Similarly, there’s a selfish aspect to the teaching that has been energizing. Yes, I’m drained… I’ve never felt as exhausted as I have these past four months, but I also feel alive. I think that’s because 2020 was such a source of depression for so many of us, and watching my students excel has been a ray of sunshine. As I’ve wrapped up the Python course, I’ve been exchanging emails with one of the students. He’s writing his own Python code for a project and seeking advice. Hopefully, I inspired the confidence he has to tackle the project, and that makes me feel pretty awesome.
When you’re looking to practice self care and make yourself a priority, look at what that really means. I love watching movies and fiddling around with my guitar, but that is temporary happiness.

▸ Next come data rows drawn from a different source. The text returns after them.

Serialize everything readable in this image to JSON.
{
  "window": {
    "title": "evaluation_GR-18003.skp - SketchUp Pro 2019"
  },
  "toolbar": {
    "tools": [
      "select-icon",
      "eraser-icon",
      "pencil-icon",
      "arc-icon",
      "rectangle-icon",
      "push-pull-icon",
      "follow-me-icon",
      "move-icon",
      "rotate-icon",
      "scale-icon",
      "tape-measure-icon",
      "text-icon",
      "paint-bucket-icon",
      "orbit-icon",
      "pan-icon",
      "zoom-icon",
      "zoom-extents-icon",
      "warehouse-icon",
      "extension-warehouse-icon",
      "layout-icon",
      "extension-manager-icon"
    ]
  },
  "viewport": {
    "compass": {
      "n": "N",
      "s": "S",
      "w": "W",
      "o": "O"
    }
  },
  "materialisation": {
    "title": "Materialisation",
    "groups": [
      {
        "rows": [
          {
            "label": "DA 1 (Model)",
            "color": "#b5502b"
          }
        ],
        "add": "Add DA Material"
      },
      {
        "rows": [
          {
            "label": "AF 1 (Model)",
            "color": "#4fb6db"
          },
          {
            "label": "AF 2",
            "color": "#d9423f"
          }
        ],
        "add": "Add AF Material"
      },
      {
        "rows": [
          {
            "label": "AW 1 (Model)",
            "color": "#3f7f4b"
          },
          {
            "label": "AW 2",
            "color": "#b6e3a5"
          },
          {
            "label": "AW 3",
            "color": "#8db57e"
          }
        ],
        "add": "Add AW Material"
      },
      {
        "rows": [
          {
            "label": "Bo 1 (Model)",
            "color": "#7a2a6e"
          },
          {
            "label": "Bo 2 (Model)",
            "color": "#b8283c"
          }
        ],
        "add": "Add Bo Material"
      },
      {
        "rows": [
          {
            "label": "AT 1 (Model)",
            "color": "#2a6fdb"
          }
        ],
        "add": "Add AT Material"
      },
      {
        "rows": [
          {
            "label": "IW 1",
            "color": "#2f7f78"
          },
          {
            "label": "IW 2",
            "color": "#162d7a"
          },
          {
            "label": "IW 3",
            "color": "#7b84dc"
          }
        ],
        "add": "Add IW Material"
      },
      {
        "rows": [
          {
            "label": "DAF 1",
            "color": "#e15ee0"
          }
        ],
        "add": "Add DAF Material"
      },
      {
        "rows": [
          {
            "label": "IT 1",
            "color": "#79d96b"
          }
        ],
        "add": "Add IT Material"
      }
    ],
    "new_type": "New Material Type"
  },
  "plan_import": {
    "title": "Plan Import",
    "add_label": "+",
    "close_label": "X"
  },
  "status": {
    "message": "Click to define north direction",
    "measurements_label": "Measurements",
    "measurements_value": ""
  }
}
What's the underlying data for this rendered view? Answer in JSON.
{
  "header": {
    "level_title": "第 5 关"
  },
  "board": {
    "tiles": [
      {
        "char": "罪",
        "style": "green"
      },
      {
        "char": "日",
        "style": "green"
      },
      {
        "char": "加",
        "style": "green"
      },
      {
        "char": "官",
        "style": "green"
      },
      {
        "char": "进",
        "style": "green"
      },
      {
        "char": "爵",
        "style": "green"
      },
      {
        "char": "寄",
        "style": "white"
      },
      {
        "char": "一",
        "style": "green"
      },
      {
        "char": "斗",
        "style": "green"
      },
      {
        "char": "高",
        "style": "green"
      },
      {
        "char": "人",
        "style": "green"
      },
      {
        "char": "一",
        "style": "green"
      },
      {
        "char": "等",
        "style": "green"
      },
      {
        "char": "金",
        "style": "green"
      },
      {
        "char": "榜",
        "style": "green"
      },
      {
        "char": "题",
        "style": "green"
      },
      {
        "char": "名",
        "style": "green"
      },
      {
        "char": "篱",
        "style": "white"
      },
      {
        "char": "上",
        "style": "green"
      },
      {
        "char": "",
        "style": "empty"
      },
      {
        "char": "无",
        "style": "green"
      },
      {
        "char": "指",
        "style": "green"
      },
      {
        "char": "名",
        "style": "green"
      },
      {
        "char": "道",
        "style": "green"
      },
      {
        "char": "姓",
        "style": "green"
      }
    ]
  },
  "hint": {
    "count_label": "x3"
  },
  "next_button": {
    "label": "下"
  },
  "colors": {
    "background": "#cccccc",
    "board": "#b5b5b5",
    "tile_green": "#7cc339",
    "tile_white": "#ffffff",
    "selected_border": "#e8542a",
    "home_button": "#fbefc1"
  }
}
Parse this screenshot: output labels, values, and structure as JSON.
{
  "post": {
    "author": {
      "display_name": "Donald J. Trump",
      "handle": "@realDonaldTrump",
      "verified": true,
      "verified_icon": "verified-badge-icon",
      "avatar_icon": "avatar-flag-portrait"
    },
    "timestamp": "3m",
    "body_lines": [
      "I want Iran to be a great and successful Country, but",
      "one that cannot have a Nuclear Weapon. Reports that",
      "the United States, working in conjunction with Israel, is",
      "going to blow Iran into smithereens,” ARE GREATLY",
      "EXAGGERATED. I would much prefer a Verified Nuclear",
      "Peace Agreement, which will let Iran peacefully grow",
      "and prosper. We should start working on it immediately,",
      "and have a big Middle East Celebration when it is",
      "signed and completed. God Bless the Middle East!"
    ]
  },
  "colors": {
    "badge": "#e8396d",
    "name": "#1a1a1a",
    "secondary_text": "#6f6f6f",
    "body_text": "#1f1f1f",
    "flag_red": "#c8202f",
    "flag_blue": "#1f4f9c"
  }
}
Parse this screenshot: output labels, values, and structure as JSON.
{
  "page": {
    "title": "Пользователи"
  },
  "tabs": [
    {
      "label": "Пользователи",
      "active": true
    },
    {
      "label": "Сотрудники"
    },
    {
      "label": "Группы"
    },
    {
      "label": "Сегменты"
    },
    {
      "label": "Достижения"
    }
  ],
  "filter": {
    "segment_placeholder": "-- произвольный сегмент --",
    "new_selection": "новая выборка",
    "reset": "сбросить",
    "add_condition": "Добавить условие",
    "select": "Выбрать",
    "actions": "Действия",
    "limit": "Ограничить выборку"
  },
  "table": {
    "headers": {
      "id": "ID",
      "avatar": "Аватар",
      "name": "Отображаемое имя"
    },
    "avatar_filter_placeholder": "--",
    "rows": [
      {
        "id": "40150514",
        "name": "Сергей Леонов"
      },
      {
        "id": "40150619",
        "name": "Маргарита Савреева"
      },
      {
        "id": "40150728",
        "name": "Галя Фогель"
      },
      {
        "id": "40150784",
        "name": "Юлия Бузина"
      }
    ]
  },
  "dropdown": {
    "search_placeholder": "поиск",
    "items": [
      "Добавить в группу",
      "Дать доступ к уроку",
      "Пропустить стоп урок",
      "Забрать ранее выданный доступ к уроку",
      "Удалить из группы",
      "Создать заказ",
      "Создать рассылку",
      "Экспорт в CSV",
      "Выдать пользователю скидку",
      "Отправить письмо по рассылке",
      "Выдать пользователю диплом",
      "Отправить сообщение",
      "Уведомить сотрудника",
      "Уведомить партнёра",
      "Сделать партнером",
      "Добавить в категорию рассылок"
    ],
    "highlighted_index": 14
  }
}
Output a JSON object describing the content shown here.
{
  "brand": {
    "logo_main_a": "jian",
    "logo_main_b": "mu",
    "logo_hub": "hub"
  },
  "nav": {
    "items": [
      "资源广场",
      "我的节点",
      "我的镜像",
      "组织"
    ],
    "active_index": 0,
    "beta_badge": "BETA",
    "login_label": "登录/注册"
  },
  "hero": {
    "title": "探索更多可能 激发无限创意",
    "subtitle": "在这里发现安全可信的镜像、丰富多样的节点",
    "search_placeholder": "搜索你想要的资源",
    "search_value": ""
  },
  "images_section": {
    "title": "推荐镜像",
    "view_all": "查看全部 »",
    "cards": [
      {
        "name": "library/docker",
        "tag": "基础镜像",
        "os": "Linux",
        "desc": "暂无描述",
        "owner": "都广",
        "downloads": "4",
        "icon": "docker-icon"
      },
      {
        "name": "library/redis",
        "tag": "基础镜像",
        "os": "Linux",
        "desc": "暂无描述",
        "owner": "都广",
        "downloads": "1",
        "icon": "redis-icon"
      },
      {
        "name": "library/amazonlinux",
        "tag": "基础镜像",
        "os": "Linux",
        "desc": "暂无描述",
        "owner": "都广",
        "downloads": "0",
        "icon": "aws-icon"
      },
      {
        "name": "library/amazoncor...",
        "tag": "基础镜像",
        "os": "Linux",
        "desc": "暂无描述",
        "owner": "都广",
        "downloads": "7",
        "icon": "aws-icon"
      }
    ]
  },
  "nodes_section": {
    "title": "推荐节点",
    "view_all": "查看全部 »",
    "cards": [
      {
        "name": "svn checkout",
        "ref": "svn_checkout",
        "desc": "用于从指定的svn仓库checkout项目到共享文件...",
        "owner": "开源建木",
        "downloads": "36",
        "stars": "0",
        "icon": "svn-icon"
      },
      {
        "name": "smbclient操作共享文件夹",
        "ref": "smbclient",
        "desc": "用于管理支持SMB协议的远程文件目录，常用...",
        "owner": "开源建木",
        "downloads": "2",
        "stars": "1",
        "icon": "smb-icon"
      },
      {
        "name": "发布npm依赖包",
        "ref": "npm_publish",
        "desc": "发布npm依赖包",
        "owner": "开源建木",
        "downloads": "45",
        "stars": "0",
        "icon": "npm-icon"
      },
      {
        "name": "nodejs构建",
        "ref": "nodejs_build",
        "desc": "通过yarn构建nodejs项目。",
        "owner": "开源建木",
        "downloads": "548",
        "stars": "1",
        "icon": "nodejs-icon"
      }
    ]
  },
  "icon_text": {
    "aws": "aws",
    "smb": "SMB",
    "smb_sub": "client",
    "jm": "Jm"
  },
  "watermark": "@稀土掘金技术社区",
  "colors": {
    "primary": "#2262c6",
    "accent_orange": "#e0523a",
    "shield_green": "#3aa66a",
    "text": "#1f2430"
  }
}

It doesn’t satiate my soul the way hearing about the successes of people I’ve educated, trained, or even inspired does. I suspect the same is true of a lot of people… otherwise we wouldn’t have so many teachers working for such awful pay.
A few weeks ago, I offered in a local community group a single eight-hour Python course for teens. I offered it free of charge, since I’ve already developed the material. I figured it was a way that those struggling financially could provide a cool experience for a tech-savvy teenager for Christmas. Once again, people commended me for doing something that I was selfishly doing for myself. I’m already counting down the days to that course, excited to educate and, hopefully, inspire a few more students.
So, this year, with the holidays fast approaching and everyone feeling COVID-fatigue and enhanced seasonal depression, ask yourself what makes you happy. For me, it’s cooking and, as it turns out, teaching. You may find that adding a little chaos to your life is exactly what you need to feel better. Even if you don’t feel better… maybe the distraction is all you really need.
Helping Inspire the Next Generation of Cybersecurity Professionals
Back to School – Lessons From Teaching Cybersecurity: Week 1
Developing Confidence – Lessons From Teaching Cybersecurity: Week 2
Asking Questions – Lessons From Teaching Cybersecurity: Week 3
Problem Solving – Lessons From Teaching Cybersecurity: Week 4
Obfuscation – Lessons from Teaching Cybersecurity: Week 5
Picking the Right Tool – Lessons from Teaching Cybersecurity: Week 6
Feedback Acceptance – Lessons from Teaching Cybersecurity: Week 7
Foundation Building – Lessons from Teaching Cybersecurity: Week 8
Stress and Pressure – Lessons From Teaching Cybersecurity: Week 9
Relationships – Lessons from Teaching Cybersecurity: Week 10